Website and app data records:
'''

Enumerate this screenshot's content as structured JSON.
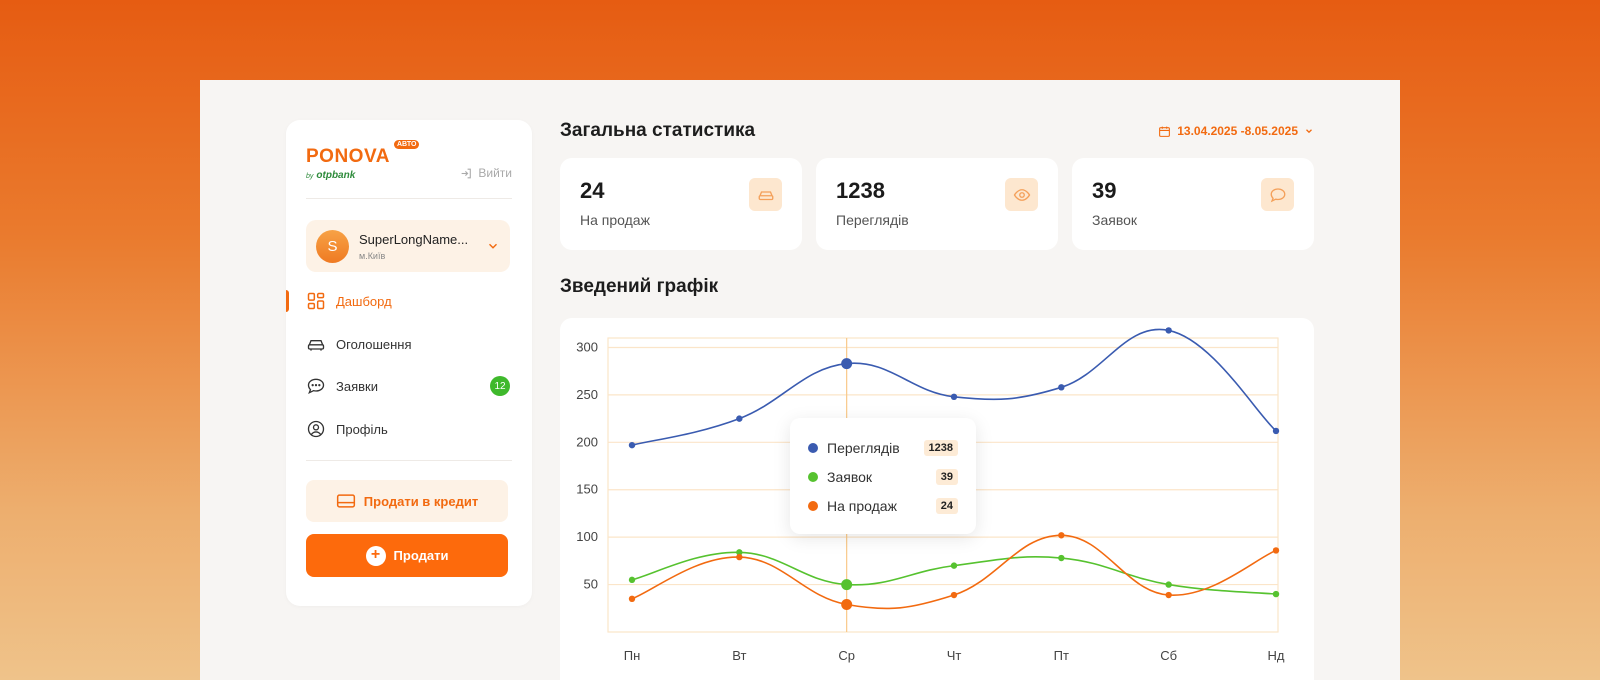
{
  "brand": {
    "name": "PONOVA",
    "badge": "АВТО",
    "by": "by",
    "partner": "otpbank",
    "accent": "#f26a10",
    "partner_color": "#2e8b3b"
  },
  "sidebar": {
    "logout_label": "Вийти",
    "user": {
      "initial": "S",
      "name": "SuperLongName...",
      "city": "м.Київ"
    },
    "items": [
      {
        "label": "Дашборд",
        "icon": "dashboard-icon",
        "active": true
      },
      {
        "label": "Оголошення",
        "icon": "car-icon"
      },
      {
        "label": "Заявки",
        "icon": "chat-icon",
        "badge": "12"
      },
      {
        "label": "Профіль",
        "icon": "user-circle-icon"
      }
    ],
    "credit_button": "Продати в кредит",
    "sell_button": "Продати"
  },
  "header": {
    "title": "Загальна статистика",
    "date_range": "13.04.2025 -8.05.2025"
  },
  "stats": [
    {
      "value": "24",
      "label": "На продаж",
      "icon": "car-icon"
    },
    {
      "value": "1238",
      "label": "Переглядів",
      "icon": "eye-icon"
    },
    {
      "value": "39",
      "label": "Заявок",
      "icon": "chat-icon"
    }
  ],
  "chart_title": "Зведений графік",
  "tooltip": [
    {
      "label": "Переглядів",
      "value": "1238",
      "color": "#3a5bb0"
    },
    {
      "label": "Заявок",
      "value": "39",
      "color": "#56c22f"
    },
    {
      "label": "На продаж",
      "value": "24",
      "color": "#f26a10"
    }
  ],
  "chart_data": {
    "type": "line",
    "categories": [
      "Пн",
      "Вт",
      "Ср",
      "Чт",
      "Пт",
      "Сб",
      "Нд"
    ],
    "y_ticks": [
      300,
      250,
      200,
      150,
      100,
      50
    ],
    "ylim": [
      0,
      310
    ],
    "highlight_index": 2,
    "series": [
      {
        "name": "Переглядів",
        "color": "#3a5bb0",
        "values": [
          197,
          225,
          283,
          248,
          258,
          318,
          212
        ]
      },
      {
        "name": "Заявок",
        "color": "#56c22f",
        "values": [
          55,
          84,
          50,
          70,
          78,
          50,
          40
        ]
      },
      {
        "name": "На продаж",
        "color": "#f26a10",
        "values": [
          35,
          79,
          29,
          39,
          102,
          39,
          86
        ]
      }
    ],
    "grid": true
  }
}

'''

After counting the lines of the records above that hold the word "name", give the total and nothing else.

RESPONSE TO THE EXERCISE:
5